Available data below:

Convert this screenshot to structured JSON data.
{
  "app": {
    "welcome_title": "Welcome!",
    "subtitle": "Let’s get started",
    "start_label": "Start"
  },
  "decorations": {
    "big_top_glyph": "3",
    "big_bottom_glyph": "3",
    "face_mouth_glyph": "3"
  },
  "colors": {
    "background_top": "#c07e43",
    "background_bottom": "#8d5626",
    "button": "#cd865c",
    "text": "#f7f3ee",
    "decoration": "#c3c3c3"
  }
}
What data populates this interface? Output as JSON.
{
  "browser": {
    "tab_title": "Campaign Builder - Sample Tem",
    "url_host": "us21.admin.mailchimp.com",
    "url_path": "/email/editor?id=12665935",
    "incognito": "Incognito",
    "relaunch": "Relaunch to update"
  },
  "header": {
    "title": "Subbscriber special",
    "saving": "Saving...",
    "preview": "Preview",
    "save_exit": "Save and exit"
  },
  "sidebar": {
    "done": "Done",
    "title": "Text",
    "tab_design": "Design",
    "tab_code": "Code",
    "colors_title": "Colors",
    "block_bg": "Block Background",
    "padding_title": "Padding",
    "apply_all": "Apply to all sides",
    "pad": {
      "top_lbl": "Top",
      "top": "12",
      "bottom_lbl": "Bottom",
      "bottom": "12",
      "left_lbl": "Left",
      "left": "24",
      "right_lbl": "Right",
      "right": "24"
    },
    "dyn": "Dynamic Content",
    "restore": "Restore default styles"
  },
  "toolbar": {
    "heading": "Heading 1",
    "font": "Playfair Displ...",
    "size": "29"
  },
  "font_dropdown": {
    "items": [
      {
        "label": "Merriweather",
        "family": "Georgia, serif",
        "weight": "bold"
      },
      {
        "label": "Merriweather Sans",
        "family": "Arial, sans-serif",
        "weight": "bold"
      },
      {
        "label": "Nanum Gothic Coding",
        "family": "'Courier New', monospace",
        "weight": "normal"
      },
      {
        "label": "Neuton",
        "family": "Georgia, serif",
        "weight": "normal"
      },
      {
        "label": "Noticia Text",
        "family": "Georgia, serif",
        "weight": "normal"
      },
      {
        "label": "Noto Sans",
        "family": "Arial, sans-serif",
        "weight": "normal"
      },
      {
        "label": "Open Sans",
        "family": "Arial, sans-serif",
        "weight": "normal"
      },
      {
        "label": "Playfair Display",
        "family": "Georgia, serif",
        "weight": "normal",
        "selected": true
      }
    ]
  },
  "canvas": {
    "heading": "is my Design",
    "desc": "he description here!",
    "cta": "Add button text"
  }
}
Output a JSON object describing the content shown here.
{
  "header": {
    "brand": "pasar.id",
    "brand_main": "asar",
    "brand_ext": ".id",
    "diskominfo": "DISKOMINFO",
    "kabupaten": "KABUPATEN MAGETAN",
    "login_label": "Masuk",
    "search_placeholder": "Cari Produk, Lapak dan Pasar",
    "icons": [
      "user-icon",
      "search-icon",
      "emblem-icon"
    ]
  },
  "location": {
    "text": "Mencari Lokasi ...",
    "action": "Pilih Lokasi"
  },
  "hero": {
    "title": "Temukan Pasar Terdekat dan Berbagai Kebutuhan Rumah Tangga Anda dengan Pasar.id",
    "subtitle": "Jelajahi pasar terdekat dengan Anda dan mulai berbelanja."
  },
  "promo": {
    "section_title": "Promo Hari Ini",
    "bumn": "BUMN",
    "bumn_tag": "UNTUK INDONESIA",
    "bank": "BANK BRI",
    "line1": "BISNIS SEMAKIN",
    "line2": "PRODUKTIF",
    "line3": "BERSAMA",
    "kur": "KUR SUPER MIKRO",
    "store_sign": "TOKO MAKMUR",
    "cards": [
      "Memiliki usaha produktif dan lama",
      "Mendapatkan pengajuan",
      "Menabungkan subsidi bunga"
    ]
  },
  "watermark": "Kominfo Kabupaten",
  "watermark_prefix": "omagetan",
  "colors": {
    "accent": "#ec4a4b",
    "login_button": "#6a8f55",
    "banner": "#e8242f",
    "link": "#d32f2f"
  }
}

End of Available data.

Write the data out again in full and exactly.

## Output of the exercise
Convert this screenshot to structured JSON data.
{
  "app": {
    "welcome_title": "Welcome!",
    "subtitle": "Let’s get started",
    "start_label": "Start"
  },
  "decorations": {
    "big_top_glyph": "3",
    "big_bottom_glyph": "3",
    "face_mouth_glyph": "3"
  },
  "colors": {
    "background_top": "#c07e43",
    "background_bottom": "#8d5626",
    "button": "#cd865c",
    "text": "#f7f3ee",
    "decoration": "#c3c3c3"
  }
}
What data populates this interface? Output as JSON.
{
  "browser": {
    "tab_title": "Campaign Builder - Sample Tem",
    "url_host": "us21.admin.mailchimp.com",
    "url_path": "/email/editor?id=12665935",
    "incognito": "Incognito",
    "relaunch": "Relaunch to update"
  },
  "header": {
    "title": "Subbscriber special",
    "saving": "Saving...",
    "preview": "Preview",
    "save_exit": "Save and exit"
  },
  "sidebar": {
    "done": "Done",
    "title": "Text",
    "tab_design": "Design",
    "tab_code": "Code",
    "colors_title": "Colors",
    "block_bg": "Block Background",
    "padding_title": "Padding",
    "apply_all": "Apply to all sides",
    "pad": {
      "top_lbl": "Top",
      "top": "12",
      "bottom_lbl": "Bottom",
      "bottom": "12",
      "left_lbl": "Left",
      "left": "24",
      "right_lbl": "Right",
      "right": "24"
    },
    "dyn": "Dynamic Content",
    "restore": "Restore default styles"
  },
  "toolbar": {
    "heading": "Heading 1",
    "font": "Playfair Displ...",
    "size": "29"
  },
  "font_dropdown": {
    "items": [
      {
        "label": "Merriweather",
        "family": "Georgia, serif",
        "weight": "bold"
      },
      {
        "label": "Merriweather Sans",
        "family": "Arial, sans-serif",
        "weight": "bold"
      },
      {
        "label": "Nanum Gothic Coding",
        "family": "'Courier New', monospace",
        "weight": "normal"
      },
      {
        "label": "Neuton",
        "family": "Georgia, serif",
        "weight": "normal"
      },
      {
        "label": "Noticia Text",
        "family": "Georgia, serif",
        "weight": "normal"
      },
      {
        "label": "Noto Sans",
        "family": "Arial, sans-serif",
        "weight": "normal"
      },
      {
        "label": "Open Sans",
        "family": "Arial, sans-serif",
        "weight": "normal"
      },
      {
        "label": "Playfair Display",
        "family": "Georgia, serif",
        "weight": "normal",
        "selected": true
      }
    ]
  },
  "canvas": {
    "heading": "is my Design",
    "desc": "he description here!",
    "cta": "Add button text"
  }
}
Output a JSON object describing the content shown here.
{
  "header": {
    "brand": "pasar.id",
    "brand_main": "asar",
    "brand_ext": ".id",
    "diskominfo": "DISKOMINFO",
    "kabupaten": "KABUPATEN MAGETAN",
    "login_label": "Masuk",
    "search_placeholder": "Cari Produk, Lapak dan Pasar",
    "icons": [
      "user-icon",
      "search-icon",
      "emblem-icon"
    ]
  },
  "location": {
    "text": "Mencari Lokasi ...",
    "action": "Pilih Lokasi"
  },
  "hero": {
    "title": "Temukan Pasar Terdekat dan Berbagai Kebutuhan Rumah Tangga Anda dengan Pasar.id",
    "subtitle": "Jelajahi pasar terdekat dengan Anda dan mulai berbelanja."
  },
  "promo": {
    "section_title": "Promo Hari Ini",
    "bumn": "BUMN",
    "bumn_tag": "UNTUK INDONESIA",
    "bank": "BANK BRI",
    "line1": "BISNIS SEMAKIN",
    "line2": "PRODUKTIF",
    "line3": "BERSAMA",
    "kur": "KUR SUPER MIKRO",
    "store_sign": "TOKO MAKMUR",
    "cards": [
      "Memiliki usaha produktif dan lama",
      "Mendapatkan pengajuan",
      "Menabungkan subsidi bunga"
    ]
  },
  "watermark": "Kominfo Kabupaten",
  "watermark_prefix": "omagetan",
  "colors": {
    "accent": "#ec4a4b",
    "login_button": "#6a8f55",
    "banner": "#e8242f",
    "link": "#d32f2f"
  }
}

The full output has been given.